**Task**
Every line containing "JSON" should be copied out. Go through the entries and find them.

**Exercise data**
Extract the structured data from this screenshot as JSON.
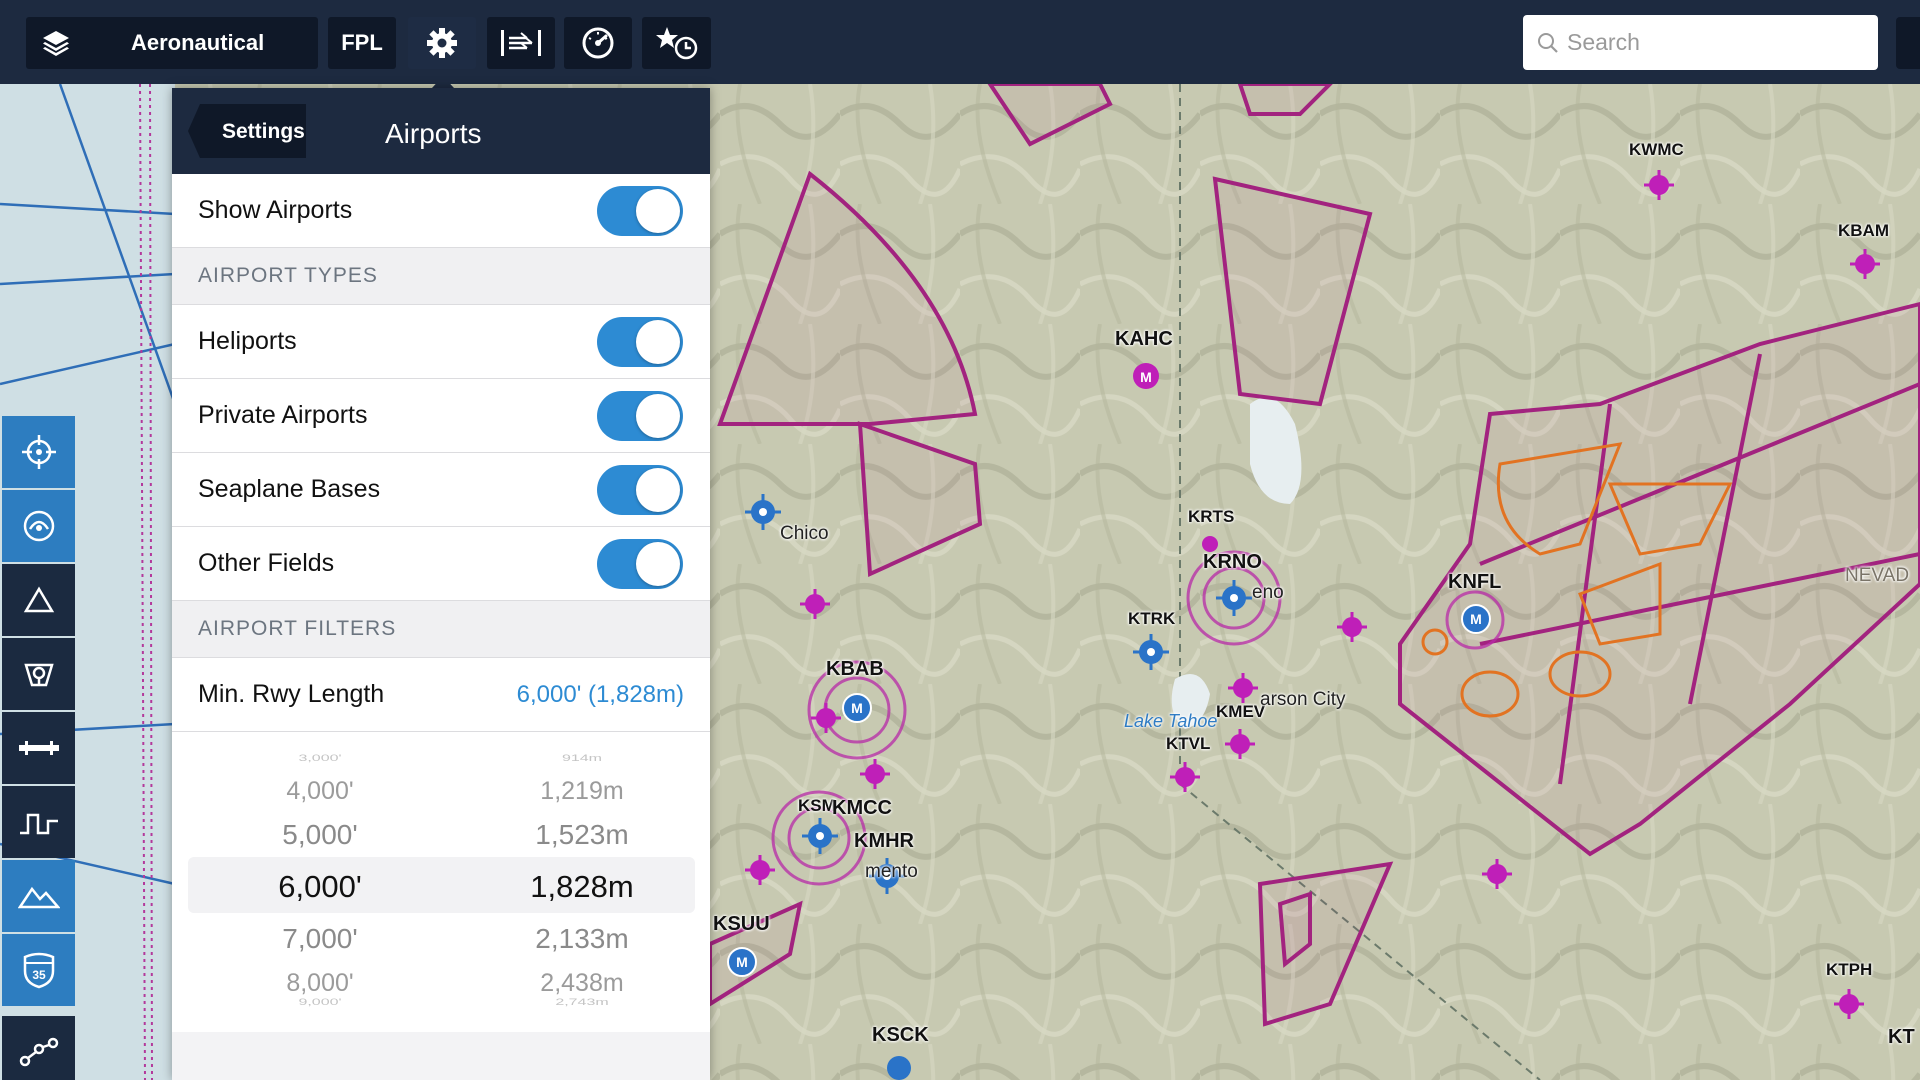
{
  "toolbar": {
    "layers_label": "Aeronautical",
    "fpl_label": "FPL",
    "search_placeholder": "Search"
  },
  "panel": {
    "back_label": "Settings",
    "title": "Airports",
    "show_airports": {
      "label": "Show Airports",
      "on": true
    },
    "section_types": "AIRPORT TYPES",
    "types": [
      {
        "label": "Heliports",
        "on": true
      },
      {
        "label": "Private Airports",
        "on": true
      },
      {
        "label": "Seaplane Bases",
        "on": true
      },
      {
        "label": "Other Fields",
        "on": true
      }
    ],
    "section_filters": "AIRPORT FILTERS",
    "min_rwy": {
      "label": "Min. Rwy Length",
      "value": "6,000' (1,828m)"
    },
    "picker": [
      {
        "ft": "3,000'",
        "m": "914m"
      },
      {
        "ft": "4,000'",
        "m": "1,219m"
      },
      {
        "ft": "5,000'",
        "m": "1,523m"
      },
      {
        "ft": "6,000'",
        "m": "1,828m"
      },
      {
        "ft": "7,000'",
        "m": "2,133m"
      },
      {
        "ft": "8,000'",
        "m": "2,438m"
      },
      {
        "ft": "9,000'",
        "m": "2,743m"
      }
    ],
    "picker_selected": "6,000'"
  },
  "map": {
    "labels": {
      "kwmc": "KWMC",
      "kbam": "KBAM",
      "kahc": "KAHC",
      "krts": "KRTS",
      "krno": "KRNO",
      "reno": "eno",
      "ktrk": "KTRK",
      "knfl": "KNFL",
      "chico": "Chico",
      "kbab": "KBAB",
      "lake_tahoe": "Lake Tahoe",
      "kmev": "KMEV",
      "carson": "arson City",
      "ktvl": "KTVL",
      "ksm": "KSM",
      "kmcc": "KMCC",
      "kmhr": "KMHR",
      "sacramento": "mento",
      "ksuu": "KSUU",
      "ksck": "KSCK",
      "ktph": "KTPH",
      "kt": "KT",
      "nevada": "NEVAD"
    },
    "colors": {
      "terrain": "#c7c9b1",
      "class_b": "#a2237f",
      "moa": "#e27322",
      "airport_blue": "#2a73c8",
      "airport_magenta": "#bf1fb8"
    }
  },
  "rail": {
    "icons": [
      "crosshair-icon",
      "radar-icon",
      "triangle-icon",
      "airport-diagram-icon",
      "runway-icon",
      "profile-icon",
      "terrain-icon",
      "shield-35-icon",
      "route-icon"
    ]
  }
}
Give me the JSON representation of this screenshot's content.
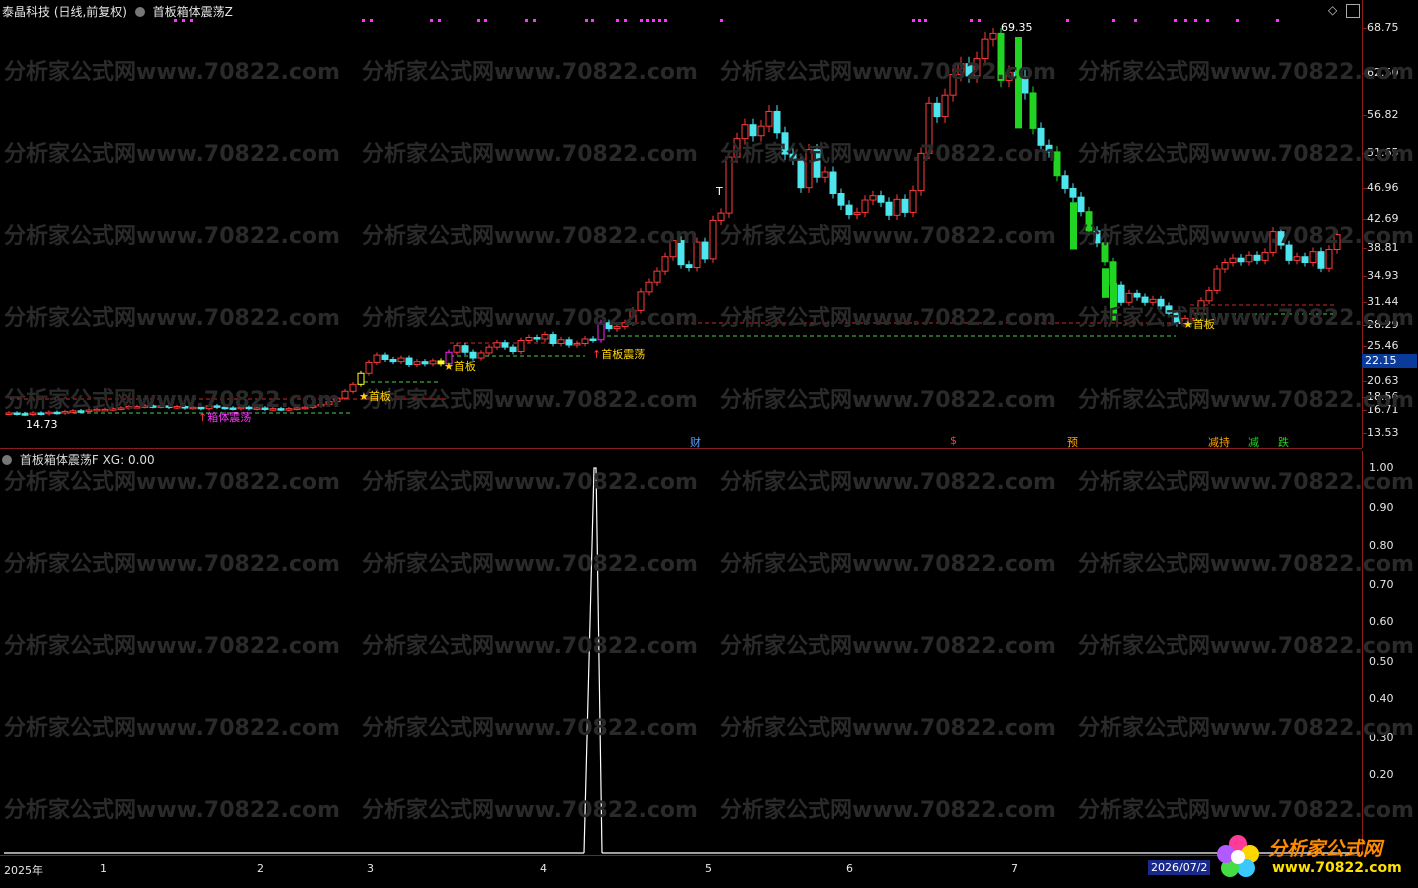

**Exercise output**
Extract the structured data from this screenshot as JSON.
Give me the JSON representation of this screenshot's content.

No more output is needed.